**YOUR ASSIGNMENT**
Report every line of the data where the string "legend" appears.

(Beginning of RECORDED INFORMATION)

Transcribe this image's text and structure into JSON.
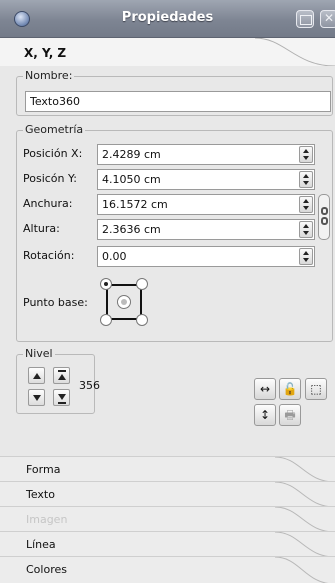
{
  "window": {
    "title": "Propiedades"
  },
  "section": {
    "title": "X, Y, Z"
  },
  "name_group": {
    "legend": "Nombre:",
    "value": "Texto360"
  },
  "geometry": {
    "legend": "Geometría",
    "fields": [
      {
        "label": "Posición X:",
        "value": "2.4289 cm"
      },
      {
        "label": "Posicón Y:",
        "value": "4.1050 cm"
      },
      {
        "label": "Anchura:",
        "value": "16.1572 cm"
      },
      {
        "label": "Altura:",
        "value": "2.3636 cm"
      },
      {
        "label": "Rotación:",
        "value": "0.00"
      }
    ],
    "base_point_label": "Punto base:"
  },
  "level": {
    "legend": "Nivel",
    "value": "356"
  },
  "bottom_tabs": [
    {
      "label": "Forma",
      "enabled": true
    },
    {
      "label": "Texto",
      "enabled": true
    },
    {
      "label": "Imagen",
      "enabled": false
    },
    {
      "label": "Línea",
      "enabled": true
    },
    {
      "label": "Colores",
      "enabled": true
    }
  ],
  "icons": {
    "app": "app-icon",
    "minimize": "minimize-icon",
    "close": "close-icon",
    "chain": "chain-link-icon",
    "flip_h": "flip-horizontal-icon",
    "lock": "lock-icon",
    "no_print": "no-print-icon",
    "flip_v": "flip-vertical-icon",
    "print": "print-icon"
  }
}
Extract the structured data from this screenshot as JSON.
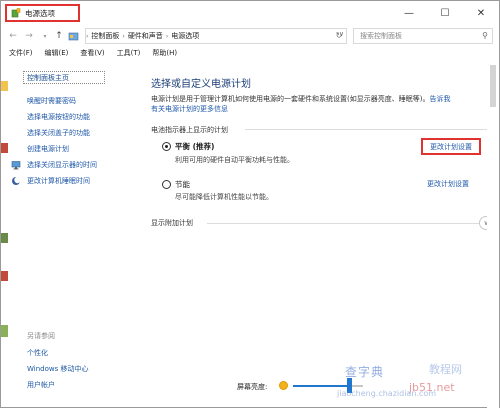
{
  "window": {
    "title": "电源选项",
    "controls": {
      "minimize": "—",
      "maximize": "☐",
      "close": "✕"
    }
  },
  "nav": {
    "back": "←",
    "forward": "→",
    "up": "↑",
    "breadcrumb": [
      "控制面板",
      "硬件和声音",
      "电源选项"
    ],
    "refresh": "↻",
    "search_placeholder": "搜索控制面板"
  },
  "menu": [
    "文件(F)",
    "编辑(E)",
    "查看(V)",
    "工具(T)",
    "帮助(H)"
  ],
  "sidebar": {
    "home": "控制面板主页",
    "links": [
      "唤醒时需要密码",
      "选择电源按钮的功能",
      "选择关闭盖子的功能",
      "创建电源计划",
      "选择关闭显示器的时间",
      "更改计算机睡眠时间"
    ],
    "see_also_title": "另请参阅",
    "see_also": [
      "个性化",
      "Windows 移动中心",
      "用户帐户"
    ]
  },
  "main": {
    "heading": "选择或自定义电源计划",
    "description_1": "电源计划是用于管理计算机如何使用电源的一套硬件和系统设置(如显示器亮度、睡眠等)。",
    "description_link_1": "告诉我",
    "description_link_2": "有关电源计划的更多信息",
    "section_title": "电池指示器上显示的计划",
    "plans": [
      {
        "name": "平衡 (推荐)",
        "desc": "利用可用的硬件自动平衡功耗与性能。",
        "selected": true,
        "change_label": "更改计划设置"
      },
      {
        "name": "节能",
        "desc": "尽可能降低计算机性能以节能。",
        "selected": false,
        "change_label": "更改计划设置"
      }
    ],
    "more_plans": "显示附加计划",
    "expand_icon": "chevron-down-icon"
  },
  "brightness": {
    "label": "屏幕亮度:",
    "level_percent": 80
  },
  "watermark": {
    "text_1": "查字典",
    "text_2": "教程网",
    "text_3": "jiaocheng.chazidian.com",
    "text_4": "jb51.net"
  },
  "colors": {
    "highlight_red": "#e0332f",
    "link_blue": "#1f58a8",
    "heading_blue": "#1e3f77",
    "slider_blue": "#1f77d0"
  }
}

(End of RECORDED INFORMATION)

**REPLY**
    "legend": "Nombre:",
    "legend": "Geometría",
    "legend": "Nivel",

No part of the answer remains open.